### Exercise instructions
Within these entries, which lines include the string "marcação"? Copy each one.

== Data records ==

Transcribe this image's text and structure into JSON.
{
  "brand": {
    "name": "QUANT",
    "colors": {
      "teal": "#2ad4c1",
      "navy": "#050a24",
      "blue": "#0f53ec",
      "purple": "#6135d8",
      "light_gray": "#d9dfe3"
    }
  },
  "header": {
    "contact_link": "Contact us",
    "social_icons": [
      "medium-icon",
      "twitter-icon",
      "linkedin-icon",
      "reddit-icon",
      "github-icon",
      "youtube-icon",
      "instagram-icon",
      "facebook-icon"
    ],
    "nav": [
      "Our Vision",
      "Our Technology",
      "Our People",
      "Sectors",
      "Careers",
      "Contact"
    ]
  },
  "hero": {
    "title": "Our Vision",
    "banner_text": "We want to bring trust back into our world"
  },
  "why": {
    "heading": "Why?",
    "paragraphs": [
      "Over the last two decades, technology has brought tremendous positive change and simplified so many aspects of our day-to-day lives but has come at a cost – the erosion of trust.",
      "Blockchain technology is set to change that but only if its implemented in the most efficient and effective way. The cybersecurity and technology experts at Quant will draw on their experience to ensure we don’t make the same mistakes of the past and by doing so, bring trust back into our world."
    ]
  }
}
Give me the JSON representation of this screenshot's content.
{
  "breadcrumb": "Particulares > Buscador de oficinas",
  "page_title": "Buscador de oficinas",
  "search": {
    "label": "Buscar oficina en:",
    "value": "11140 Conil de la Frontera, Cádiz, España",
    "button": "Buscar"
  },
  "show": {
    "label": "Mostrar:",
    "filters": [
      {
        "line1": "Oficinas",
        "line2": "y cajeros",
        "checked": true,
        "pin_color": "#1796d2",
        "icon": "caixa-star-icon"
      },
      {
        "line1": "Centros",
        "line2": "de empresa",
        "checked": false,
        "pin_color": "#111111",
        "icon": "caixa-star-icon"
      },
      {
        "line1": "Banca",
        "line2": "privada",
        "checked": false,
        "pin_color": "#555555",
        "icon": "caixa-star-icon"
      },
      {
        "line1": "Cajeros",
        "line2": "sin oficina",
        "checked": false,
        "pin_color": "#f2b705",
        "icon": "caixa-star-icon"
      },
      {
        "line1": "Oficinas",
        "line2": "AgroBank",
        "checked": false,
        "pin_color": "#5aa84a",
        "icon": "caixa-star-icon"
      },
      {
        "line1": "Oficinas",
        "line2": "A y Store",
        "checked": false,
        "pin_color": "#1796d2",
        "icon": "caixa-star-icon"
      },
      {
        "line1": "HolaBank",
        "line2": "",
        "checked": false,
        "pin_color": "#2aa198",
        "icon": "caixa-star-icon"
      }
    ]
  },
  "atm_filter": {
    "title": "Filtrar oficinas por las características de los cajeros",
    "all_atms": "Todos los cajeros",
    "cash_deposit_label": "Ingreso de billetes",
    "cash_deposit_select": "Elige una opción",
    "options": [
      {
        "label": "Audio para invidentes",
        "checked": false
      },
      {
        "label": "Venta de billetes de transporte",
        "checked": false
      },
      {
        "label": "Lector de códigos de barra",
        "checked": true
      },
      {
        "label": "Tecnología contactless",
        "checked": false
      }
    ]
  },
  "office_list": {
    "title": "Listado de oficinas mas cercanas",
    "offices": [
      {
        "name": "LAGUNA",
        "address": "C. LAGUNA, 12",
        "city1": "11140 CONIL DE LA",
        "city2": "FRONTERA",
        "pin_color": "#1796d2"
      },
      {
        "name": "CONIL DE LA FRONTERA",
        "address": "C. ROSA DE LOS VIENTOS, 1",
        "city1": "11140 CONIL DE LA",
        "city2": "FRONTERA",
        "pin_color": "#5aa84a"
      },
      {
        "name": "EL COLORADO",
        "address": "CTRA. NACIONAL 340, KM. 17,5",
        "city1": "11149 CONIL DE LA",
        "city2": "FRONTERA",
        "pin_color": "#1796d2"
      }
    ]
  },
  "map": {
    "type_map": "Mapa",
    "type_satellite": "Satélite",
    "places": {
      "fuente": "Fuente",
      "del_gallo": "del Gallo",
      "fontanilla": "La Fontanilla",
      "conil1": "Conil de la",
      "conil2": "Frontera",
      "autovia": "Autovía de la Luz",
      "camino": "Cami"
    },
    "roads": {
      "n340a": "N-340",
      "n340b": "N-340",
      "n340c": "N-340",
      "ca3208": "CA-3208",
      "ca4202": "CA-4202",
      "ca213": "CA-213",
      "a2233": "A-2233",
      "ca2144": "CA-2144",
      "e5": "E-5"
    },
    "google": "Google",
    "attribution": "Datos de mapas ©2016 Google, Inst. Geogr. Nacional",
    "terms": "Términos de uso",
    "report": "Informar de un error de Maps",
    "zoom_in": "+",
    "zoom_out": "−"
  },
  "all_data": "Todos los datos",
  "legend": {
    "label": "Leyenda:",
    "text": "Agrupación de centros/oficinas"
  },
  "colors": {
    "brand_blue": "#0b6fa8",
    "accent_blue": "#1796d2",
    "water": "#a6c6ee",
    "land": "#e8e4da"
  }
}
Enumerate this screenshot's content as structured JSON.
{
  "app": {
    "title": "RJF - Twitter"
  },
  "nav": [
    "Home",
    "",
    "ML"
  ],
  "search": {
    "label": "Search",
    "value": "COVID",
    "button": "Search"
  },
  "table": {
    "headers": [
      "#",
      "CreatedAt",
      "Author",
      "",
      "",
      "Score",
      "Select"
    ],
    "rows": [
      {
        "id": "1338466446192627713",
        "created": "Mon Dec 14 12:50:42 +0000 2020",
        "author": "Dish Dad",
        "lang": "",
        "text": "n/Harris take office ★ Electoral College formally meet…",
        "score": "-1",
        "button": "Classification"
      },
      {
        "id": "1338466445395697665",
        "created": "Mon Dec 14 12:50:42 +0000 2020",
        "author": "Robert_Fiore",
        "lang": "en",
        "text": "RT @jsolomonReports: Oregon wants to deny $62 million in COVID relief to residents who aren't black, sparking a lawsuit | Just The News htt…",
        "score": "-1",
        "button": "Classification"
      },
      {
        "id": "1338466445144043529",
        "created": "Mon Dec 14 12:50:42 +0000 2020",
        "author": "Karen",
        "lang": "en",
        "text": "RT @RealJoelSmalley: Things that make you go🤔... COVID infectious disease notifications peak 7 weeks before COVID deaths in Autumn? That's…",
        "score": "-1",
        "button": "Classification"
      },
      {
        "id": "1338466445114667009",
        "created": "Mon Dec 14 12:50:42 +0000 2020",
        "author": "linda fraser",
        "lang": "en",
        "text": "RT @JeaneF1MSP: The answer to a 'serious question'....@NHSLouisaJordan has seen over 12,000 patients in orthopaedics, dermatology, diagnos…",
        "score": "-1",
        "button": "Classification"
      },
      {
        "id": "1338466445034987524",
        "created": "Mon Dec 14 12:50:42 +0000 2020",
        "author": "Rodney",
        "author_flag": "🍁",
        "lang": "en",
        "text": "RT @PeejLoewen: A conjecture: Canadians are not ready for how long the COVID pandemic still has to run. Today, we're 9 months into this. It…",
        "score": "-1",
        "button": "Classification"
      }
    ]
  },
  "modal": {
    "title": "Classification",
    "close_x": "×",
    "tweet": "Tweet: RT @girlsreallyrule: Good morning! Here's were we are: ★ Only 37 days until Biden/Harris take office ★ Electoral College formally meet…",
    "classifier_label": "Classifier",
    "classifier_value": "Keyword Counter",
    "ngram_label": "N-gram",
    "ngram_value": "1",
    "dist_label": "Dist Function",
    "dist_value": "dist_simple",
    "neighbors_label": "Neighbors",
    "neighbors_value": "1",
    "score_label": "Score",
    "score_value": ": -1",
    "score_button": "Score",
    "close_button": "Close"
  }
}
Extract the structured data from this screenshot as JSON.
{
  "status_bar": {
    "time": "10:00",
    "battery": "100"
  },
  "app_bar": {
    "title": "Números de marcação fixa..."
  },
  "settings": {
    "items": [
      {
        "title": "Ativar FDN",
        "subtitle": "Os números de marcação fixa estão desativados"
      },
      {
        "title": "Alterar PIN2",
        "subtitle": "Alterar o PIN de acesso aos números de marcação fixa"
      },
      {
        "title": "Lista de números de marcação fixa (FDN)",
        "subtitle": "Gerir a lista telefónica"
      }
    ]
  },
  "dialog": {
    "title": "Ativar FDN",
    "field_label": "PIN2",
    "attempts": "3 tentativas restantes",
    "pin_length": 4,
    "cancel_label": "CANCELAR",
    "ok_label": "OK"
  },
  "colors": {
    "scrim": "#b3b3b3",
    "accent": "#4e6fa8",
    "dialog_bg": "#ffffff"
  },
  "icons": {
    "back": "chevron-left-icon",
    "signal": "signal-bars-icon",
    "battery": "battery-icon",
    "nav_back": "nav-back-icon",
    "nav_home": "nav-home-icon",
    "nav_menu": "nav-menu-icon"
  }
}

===

### Exercise solution
    "title": "Números de marcação fixa..."
        "subtitle": "Os números de marcação fixa estão desativados"
        "subtitle": "Alterar o PIN de acesso aos números de marcação fixa"
        "title": "Lista de números de marcação fixa (FDN)",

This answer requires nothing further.